■ **Requirement**:
Below are records; how many of their lines contain "name"? Reply with the number and no other words.

■ **Dataset records**:

---

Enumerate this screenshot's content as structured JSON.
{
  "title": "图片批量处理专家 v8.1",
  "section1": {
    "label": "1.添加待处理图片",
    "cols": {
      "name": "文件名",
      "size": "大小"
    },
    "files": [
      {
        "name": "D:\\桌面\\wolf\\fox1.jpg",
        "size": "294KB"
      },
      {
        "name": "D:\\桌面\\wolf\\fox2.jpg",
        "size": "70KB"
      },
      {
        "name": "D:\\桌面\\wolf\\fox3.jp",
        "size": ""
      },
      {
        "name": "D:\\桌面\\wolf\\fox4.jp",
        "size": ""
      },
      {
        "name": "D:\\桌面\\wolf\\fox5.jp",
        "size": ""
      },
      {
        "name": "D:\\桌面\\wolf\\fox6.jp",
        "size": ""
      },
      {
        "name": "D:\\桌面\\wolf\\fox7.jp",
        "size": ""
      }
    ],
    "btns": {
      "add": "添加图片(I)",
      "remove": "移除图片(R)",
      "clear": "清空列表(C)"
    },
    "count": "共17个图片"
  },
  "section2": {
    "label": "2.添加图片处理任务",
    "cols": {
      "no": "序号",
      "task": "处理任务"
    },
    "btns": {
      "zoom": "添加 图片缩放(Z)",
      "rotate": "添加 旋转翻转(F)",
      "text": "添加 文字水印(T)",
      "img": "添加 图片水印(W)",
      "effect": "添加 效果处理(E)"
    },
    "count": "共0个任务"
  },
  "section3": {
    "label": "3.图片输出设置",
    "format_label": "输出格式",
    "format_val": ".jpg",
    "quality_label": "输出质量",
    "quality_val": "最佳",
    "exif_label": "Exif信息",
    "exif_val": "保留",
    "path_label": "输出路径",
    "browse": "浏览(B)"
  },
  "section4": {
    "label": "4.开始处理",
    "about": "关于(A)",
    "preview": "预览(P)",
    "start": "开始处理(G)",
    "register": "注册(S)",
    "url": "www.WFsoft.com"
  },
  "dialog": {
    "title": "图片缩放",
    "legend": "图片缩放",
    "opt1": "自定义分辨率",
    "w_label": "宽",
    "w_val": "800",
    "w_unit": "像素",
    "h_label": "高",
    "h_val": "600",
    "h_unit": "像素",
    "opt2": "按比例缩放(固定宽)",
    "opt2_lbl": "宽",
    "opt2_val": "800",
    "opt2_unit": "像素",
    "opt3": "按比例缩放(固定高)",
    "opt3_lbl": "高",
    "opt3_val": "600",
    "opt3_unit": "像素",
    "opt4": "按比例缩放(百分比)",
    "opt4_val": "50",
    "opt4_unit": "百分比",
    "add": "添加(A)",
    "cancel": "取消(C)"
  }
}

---

■ **Exercise result**:
8